March 16, 2016

“Australian Lawyers for Human Rights endorses the concerns of the NSW Law Society, Bar Association and other legal organisations” says President Nathan Kennedy “concerning the NSW government’s new restrictions on public protests.”

The Inclosed Lands, Crimes and Law Enforcement Legislation Amendment (Interference) Bill 2016 passed on 16th March 2016 will substantially limit the freedoms of NSW residents to engage in public demonstrations and protests close to mine sites or even exploration sites.

The Bill creates a new offence of aggravated unlawful entry on inclosed lands with a disproportionate penalty of $5,500.

It also substantially broadens the definition of what is a mine, so as to cover even coal seam gas exploration sites or associated construction, in connection with the existing offence (that carries a maximum penalty of imprisonment for 7 years) of intentionally or recklessly interfering with a mine.

“I query”, says Mr Kennedy, “whether this legislation is even constitutional. As Law Society President Gary Ullman has pointed out, the legislation may well limit the ability of individuals to engage in legitimate political communication, which is one of the few human rights protected under the Australian constitution.”

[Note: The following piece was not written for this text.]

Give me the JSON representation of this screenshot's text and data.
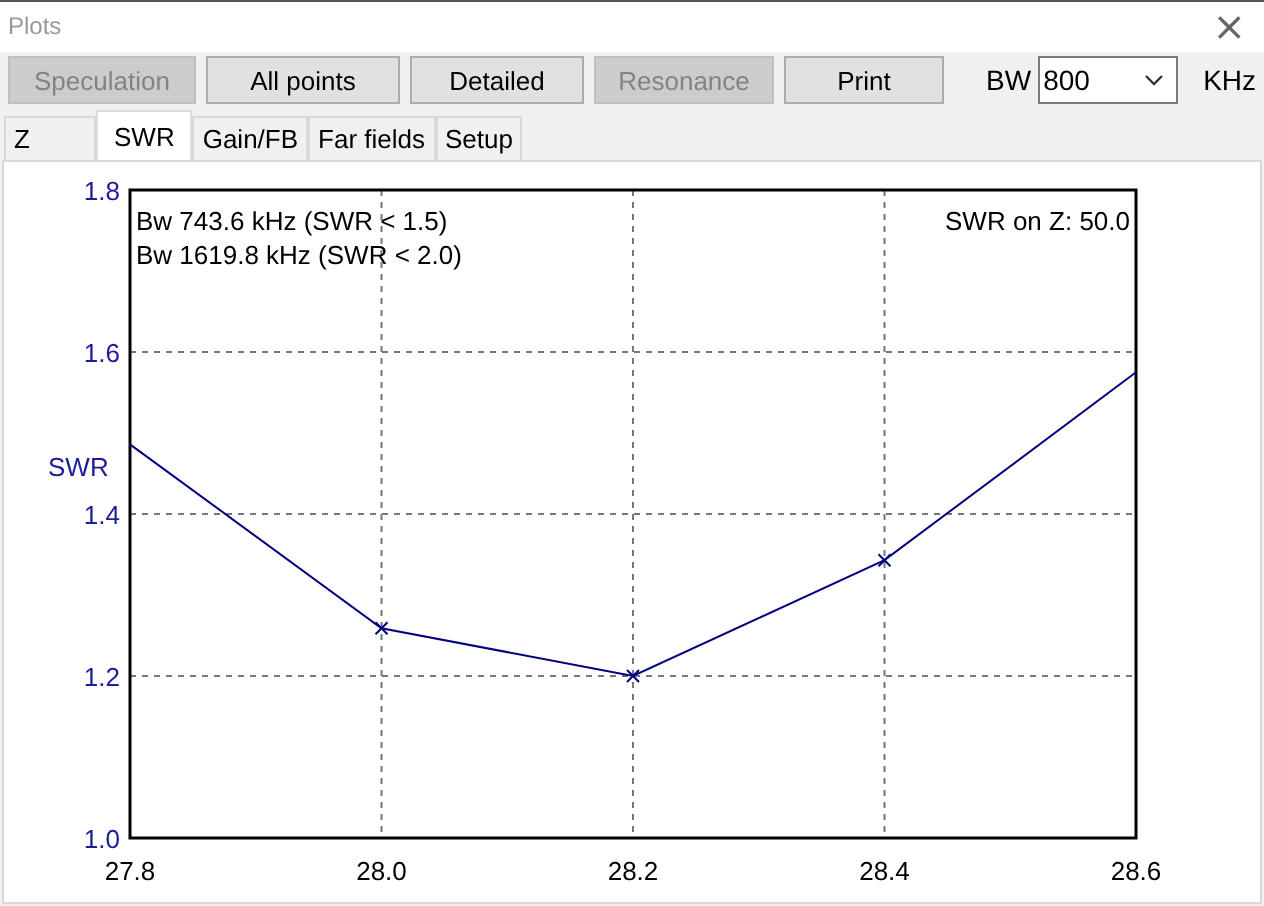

The legislation expands police powers without the safeguard of warrants, based on the assessment of an individual police officer that interference is necessary on ‘reasonable grounds’ to deal with a ‘serious risk’ to safety. The ‘watering down’ of s 200 of the Law Enforcement (Powers and Responsibilities) Act which limits police powers in relation to genuine protests and organised assemblies is also a matter of concern.

“ALHR considers this legislation to be inconsistent with Australia’s obligations under the International Covenant on Civil and Political Rights (ICCPR) which guarantees the right to freedom of expression and freedom of assembly. These rights are fundamental to a healthy democracy” said Mr Kennedy.